-- Instructions for the task --
Copy out all lines in the data below containing the string "favicon".

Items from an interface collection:
※ ※ ※
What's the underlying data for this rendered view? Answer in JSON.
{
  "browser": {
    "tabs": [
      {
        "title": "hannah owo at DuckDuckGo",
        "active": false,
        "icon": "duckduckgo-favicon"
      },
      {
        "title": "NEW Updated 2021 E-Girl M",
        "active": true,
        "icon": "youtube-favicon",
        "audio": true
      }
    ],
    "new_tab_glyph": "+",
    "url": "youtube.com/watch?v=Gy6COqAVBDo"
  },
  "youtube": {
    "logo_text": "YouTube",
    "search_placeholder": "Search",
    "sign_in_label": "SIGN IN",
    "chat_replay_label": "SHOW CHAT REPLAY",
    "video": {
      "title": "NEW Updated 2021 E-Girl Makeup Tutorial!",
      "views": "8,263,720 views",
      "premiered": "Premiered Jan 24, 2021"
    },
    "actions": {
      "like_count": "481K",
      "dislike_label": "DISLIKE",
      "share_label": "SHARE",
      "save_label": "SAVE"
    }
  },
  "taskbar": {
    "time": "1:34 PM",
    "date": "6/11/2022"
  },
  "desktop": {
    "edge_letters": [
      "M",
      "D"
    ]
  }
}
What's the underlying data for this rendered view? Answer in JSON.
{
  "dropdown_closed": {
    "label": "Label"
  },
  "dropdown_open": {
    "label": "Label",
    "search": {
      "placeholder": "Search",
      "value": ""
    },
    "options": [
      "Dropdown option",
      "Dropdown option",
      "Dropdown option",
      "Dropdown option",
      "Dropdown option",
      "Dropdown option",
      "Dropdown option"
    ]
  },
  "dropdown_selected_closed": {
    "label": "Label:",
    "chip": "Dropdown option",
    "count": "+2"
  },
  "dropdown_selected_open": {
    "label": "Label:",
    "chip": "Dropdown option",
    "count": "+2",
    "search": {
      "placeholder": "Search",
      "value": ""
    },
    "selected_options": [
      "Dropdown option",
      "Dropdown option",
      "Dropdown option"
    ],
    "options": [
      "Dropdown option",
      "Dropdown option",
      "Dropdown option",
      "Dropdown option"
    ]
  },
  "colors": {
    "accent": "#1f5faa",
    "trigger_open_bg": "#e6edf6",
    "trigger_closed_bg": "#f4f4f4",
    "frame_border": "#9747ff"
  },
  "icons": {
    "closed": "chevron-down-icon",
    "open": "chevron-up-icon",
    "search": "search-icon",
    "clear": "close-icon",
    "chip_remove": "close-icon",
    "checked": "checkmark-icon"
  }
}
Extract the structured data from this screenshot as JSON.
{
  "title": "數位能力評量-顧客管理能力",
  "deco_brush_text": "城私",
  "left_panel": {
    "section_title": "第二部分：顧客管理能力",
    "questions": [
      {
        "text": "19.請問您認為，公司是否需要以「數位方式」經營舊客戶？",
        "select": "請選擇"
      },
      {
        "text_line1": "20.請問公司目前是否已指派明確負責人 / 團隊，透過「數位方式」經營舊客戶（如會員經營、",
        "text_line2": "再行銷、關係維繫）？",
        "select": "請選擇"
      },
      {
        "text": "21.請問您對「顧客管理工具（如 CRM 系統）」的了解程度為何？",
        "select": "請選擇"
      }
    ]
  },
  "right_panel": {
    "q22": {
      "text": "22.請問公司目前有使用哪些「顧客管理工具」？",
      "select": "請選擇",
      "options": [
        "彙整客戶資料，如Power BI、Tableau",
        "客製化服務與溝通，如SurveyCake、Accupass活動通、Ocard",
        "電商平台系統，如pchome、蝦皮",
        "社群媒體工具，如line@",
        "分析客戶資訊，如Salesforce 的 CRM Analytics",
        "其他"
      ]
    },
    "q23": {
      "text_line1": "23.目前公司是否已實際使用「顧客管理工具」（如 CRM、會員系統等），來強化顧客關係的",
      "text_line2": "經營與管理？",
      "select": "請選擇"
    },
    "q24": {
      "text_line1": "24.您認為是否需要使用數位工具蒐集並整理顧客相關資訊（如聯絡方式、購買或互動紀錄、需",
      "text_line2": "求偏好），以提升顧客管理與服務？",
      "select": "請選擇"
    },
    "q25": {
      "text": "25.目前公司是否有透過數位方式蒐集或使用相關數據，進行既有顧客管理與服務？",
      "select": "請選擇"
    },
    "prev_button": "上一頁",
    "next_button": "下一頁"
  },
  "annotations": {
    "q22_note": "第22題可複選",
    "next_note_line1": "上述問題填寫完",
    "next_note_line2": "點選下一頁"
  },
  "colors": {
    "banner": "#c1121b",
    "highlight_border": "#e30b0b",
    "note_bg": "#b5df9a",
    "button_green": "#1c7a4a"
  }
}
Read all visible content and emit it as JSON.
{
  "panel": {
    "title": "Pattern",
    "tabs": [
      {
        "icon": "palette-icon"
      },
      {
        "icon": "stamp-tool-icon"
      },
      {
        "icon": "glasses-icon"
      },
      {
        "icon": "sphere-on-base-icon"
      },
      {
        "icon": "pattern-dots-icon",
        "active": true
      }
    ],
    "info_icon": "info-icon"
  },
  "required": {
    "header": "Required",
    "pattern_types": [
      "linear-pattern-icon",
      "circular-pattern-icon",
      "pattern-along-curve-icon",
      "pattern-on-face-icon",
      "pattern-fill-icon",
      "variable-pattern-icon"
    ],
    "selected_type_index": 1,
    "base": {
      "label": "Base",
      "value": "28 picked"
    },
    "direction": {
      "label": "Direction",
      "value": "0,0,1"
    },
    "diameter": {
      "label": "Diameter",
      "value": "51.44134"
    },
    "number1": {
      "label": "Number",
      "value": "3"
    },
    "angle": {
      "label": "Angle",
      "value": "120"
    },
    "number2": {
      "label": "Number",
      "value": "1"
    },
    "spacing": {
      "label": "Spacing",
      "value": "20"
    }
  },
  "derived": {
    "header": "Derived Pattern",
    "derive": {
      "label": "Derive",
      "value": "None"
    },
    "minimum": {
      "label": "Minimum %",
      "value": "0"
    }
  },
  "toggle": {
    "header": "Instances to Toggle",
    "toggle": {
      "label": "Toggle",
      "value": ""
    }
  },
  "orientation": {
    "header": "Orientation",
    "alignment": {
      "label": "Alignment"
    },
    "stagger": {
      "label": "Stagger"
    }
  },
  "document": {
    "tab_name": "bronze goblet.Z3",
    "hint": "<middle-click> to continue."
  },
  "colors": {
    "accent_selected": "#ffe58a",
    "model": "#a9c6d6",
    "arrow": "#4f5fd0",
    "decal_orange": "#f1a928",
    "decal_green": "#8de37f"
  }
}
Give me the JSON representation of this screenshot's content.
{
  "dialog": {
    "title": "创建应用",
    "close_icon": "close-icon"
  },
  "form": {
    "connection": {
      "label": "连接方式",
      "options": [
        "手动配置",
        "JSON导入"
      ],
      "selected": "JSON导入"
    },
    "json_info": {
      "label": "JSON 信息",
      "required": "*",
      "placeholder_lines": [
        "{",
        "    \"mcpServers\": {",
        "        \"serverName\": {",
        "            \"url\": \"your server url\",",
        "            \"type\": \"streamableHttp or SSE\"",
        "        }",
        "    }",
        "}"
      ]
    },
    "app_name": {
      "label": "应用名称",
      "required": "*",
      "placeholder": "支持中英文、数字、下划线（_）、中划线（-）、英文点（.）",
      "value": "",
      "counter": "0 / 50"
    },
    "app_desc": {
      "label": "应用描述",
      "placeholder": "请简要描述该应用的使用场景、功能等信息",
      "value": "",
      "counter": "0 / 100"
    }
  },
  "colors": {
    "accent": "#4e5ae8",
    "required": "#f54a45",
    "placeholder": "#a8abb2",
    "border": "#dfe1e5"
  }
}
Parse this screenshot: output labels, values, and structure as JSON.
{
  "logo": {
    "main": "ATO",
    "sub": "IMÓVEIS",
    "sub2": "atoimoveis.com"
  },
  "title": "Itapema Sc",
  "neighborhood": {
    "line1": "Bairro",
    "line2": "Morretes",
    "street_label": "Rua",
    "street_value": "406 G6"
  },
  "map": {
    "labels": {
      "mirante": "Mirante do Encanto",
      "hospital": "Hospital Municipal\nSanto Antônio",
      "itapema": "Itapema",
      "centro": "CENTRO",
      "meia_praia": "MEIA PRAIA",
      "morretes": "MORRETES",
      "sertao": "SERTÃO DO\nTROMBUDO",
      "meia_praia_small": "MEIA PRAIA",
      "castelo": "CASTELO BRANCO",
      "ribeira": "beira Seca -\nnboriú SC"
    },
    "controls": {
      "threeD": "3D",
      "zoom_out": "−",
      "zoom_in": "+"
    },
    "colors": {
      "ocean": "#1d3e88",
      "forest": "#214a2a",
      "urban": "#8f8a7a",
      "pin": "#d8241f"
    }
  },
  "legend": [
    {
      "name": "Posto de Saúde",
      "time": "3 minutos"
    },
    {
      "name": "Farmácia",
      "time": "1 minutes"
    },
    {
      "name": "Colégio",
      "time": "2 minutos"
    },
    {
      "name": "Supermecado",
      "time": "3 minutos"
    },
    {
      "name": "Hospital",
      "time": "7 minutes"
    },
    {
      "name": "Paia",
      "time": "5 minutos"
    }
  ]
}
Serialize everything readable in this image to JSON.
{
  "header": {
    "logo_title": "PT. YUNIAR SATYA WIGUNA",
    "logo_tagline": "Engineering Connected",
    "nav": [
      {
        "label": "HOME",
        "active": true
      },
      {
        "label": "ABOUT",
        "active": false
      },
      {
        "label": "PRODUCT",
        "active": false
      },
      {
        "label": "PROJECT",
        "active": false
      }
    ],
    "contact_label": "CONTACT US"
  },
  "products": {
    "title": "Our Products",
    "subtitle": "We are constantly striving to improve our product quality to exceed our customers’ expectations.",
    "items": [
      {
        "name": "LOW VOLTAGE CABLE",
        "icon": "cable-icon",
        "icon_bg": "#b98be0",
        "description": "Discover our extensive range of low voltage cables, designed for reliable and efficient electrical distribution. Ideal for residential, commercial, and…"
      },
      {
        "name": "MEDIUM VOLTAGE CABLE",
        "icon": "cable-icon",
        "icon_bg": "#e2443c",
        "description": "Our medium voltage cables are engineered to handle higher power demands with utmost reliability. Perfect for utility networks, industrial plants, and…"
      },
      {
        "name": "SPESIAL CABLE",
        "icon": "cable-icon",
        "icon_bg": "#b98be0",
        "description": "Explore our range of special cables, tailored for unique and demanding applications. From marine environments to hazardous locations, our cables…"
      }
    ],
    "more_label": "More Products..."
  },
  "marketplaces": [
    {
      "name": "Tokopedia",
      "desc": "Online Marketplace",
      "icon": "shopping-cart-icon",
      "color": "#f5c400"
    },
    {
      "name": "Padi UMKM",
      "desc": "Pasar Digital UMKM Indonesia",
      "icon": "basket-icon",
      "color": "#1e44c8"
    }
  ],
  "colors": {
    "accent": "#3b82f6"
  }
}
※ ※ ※
-- Output for this task --
        "icon": "duckduckgo-favicon"
        "icon": "youtube-favicon",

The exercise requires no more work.